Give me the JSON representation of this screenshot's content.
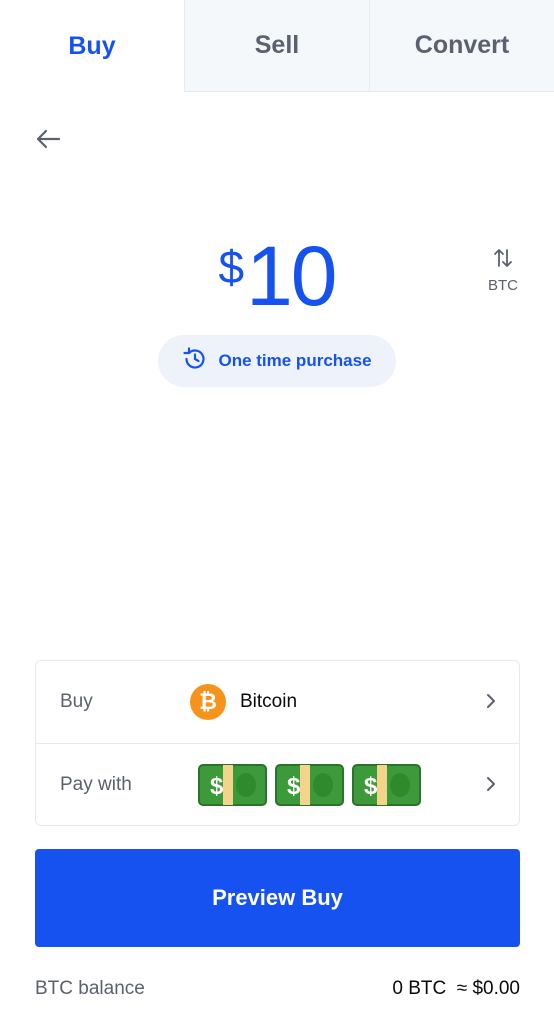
{
  "tabs": [
    {
      "label": "Buy",
      "active": true
    },
    {
      "label": "Sell",
      "active": false
    },
    {
      "label": "Convert",
      "active": false
    }
  ],
  "amount": {
    "currency_symbol": "$",
    "value": "10"
  },
  "unit_toggle": {
    "label": "BTC",
    "icon": "swap-arrows-icon"
  },
  "frequency": {
    "label": "One time purchase",
    "icon": "clock-repeat-icon"
  },
  "order": {
    "buy_row": {
      "label": "Buy",
      "asset_name": "Bitcoin",
      "asset_icon_glyph": "₿"
    },
    "pay_row": {
      "label": "Pay with",
      "payment_icons": [
        "money-icon",
        "money-icon",
        "money-icon"
      ]
    }
  },
  "preview_button": {
    "label": "Preview Buy"
  },
  "balance": {
    "label": "BTC balance",
    "value": "0 BTC  ≈ $0.00"
  },
  "colors": {
    "accent": "#1652f0",
    "bitcoin": "#f7931a",
    "muted": "#5b616e"
  }
}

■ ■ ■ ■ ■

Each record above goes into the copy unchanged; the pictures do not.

Give me the JSON representation of this screenshot's content.
{
  "tabs": [
    {
      "label": "Buy",
      "active": true
    },
    {
      "label": "Sell",
      "active": false
    },
    {
      "label": "Convert",
      "active": false
    }
  ],
  "amount": {
    "currency_symbol": "$",
    "value": "10"
  },
  "unit_toggle": {
    "label": "BTC",
    "icon": "swap-arrows-icon"
  },
  "frequency": {
    "label": "One time purchase",
    "icon": "clock-repeat-icon"
  },
  "order": {
    "buy_row": {
      "label": "Buy",
      "asset_name": "Bitcoin",
      "asset_icon_glyph": "₿"
    },
    "pay_row": {
      "label": "Pay with",
      "payment_icons": [
        "money-icon",
        "money-icon",
        "money-icon"
      ]
    }
  },
  "preview_button": {
    "label": "Preview Buy"
  },
  "balance": {
    "label": "BTC balance",
    "value": "0 BTC  ≈ $0.00"
  },
  "colors": {
    "accent": "#1652f0",
    "bitcoin": "#f7931a",
    "muted": "#5b616e"
  }
}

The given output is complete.